Strong and clear tonal contrast in painting has been known for some time. It was used to suggest volume and modelling of subjects in paintings especially early in the Renaissance. Artists sometimes started with colored paper and worked both toward strongly white as well as dark areas, often using water colors. Depending on the subject, then lighter areas were illuminated with focused light to emphasize strong contrast, borrowing on traditions known since Roman times.
Dark subjects were dramatically enhanced often by a single shaft of light. This practice is often done as well in both photographic and film art. Film in recent years has used a variety of these strategies–particularly experimental film.

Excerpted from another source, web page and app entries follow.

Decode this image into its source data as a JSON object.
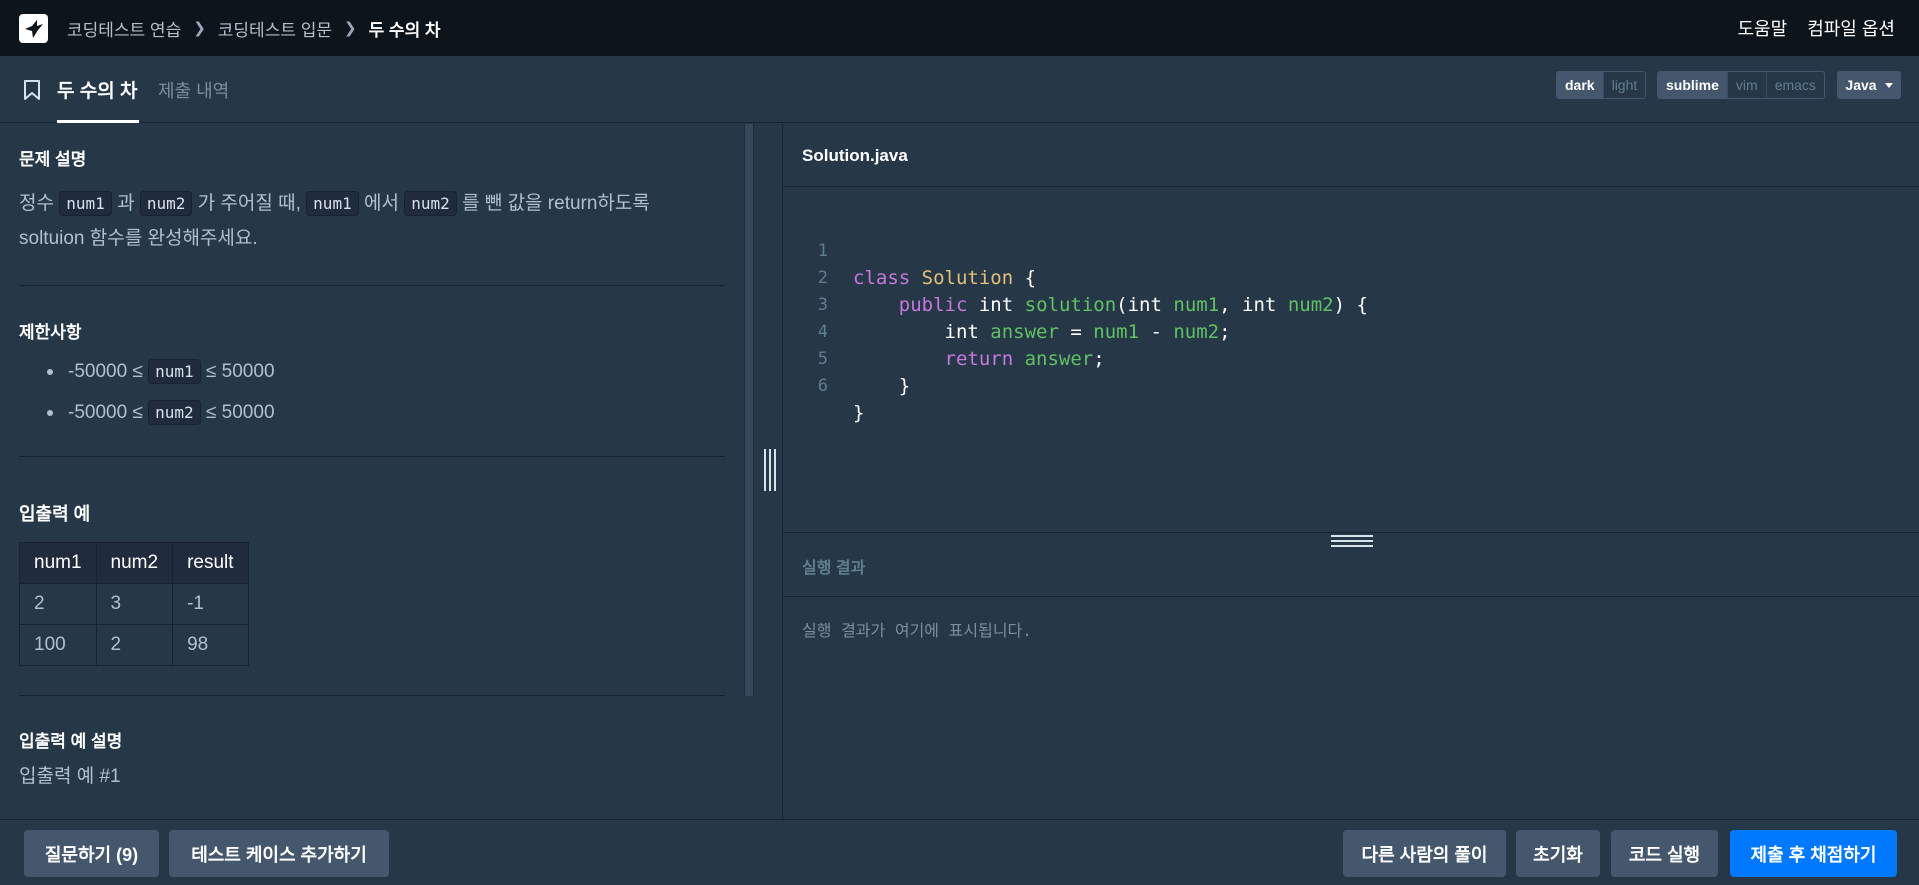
{
  "nav": {
    "breadcrumb": [
      "코딩테스트 연습",
      "코딩테스트 입문",
      "두 수의 차"
    ],
    "help": "도움말",
    "compile_options": "컴파일 옵션"
  },
  "tabs": {
    "active": "두 수의 차",
    "submissions": "제출 내역"
  },
  "toolbar": {
    "themes": [
      "dark",
      "light"
    ],
    "theme_selected": "dark",
    "keymaps": [
      "sublime",
      "vim",
      "emacs"
    ],
    "keymap_selected": "sublime",
    "language": "Java"
  },
  "problem": {
    "desc_title": "문제 설명",
    "desc": {
      "p1": "정수",
      "c1": "num1",
      "p2": "과",
      "c2": "num2",
      "p3": "가 주어질 때,",
      "c3": "num1",
      "p4": "에서",
      "c4": "num2",
      "p5": "를 뺀 값을 return하도록",
      "line2": "soltuion 함수를 완성해주세요."
    },
    "limits_title": "제한사항",
    "limits": [
      {
        "pre": "-50000 ≤",
        "code": "num1",
        "post": "≤ 50000"
      },
      {
        "pre": "-50000 ≤",
        "code": "num2",
        "post": "≤ 50000"
      }
    ],
    "io_title": "입출력 예",
    "io_table": {
      "headers": [
        "num1",
        "num2",
        "result"
      ],
      "rows": [
        [
          "2",
          "3",
          "-1"
        ],
        [
          "100",
          "2",
          "98"
        ]
      ]
    },
    "io_desc_title": "입출력 예 설명",
    "io_desc_item": "입출력 예 #1"
  },
  "editor": {
    "filename": "Solution.java",
    "line_numbers": [
      "1",
      "2",
      "3",
      "4",
      "5",
      "6"
    ],
    "tokens": {
      "class_kw": "class",
      "class_name": "Solution",
      "brace_open": " {",
      "public_kw": "public",
      "int_kw": "int",
      "method": "solution",
      "var_num1": "num1",
      "var_num2": "num2",
      "var_answer": "answer",
      "return_kw": "return"
    },
    "code_lines": [
      "class Solution {",
      "    public int solution(int num1, int num2) {",
      "        int answer = num1 - num2;",
      "        return answer;",
      "    }",
      "}"
    ]
  },
  "result": {
    "title": "실행 결과",
    "placeholder": "실행 결과가 여기에 표시됩니다."
  },
  "footer": {
    "question": "질문하기 (9)",
    "add_testcase": "테스트 케이스 추가하기",
    "others_solutions": "다른 사람의 풀이",
    "reset": "초기화",
    "run": "코드 실행",
    "submit": "제출 후 채점하기"
  },
  "colors": {
    "primary": "#0078ff",
    "bg": "#263747",
    "nav_bg": "#0c151c"
  }
}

Light reflecting or emitting micro-bead paints have been for painting traffic signs, but have also been used in experimental works of art. Thick acrylic gels containing light reflecting microspheres (microbeads) and numerous relatively new types of paints containing new types of pigments, dyes, aluminum flakes, mica, opaque glass beads, holographic flakes and more conventional light enhancing agents are in general or experimental use in works of art. Many additives produce novel coloration when illuminated by different wave lengths of light. Digital enhancement for high contrast works is also in use.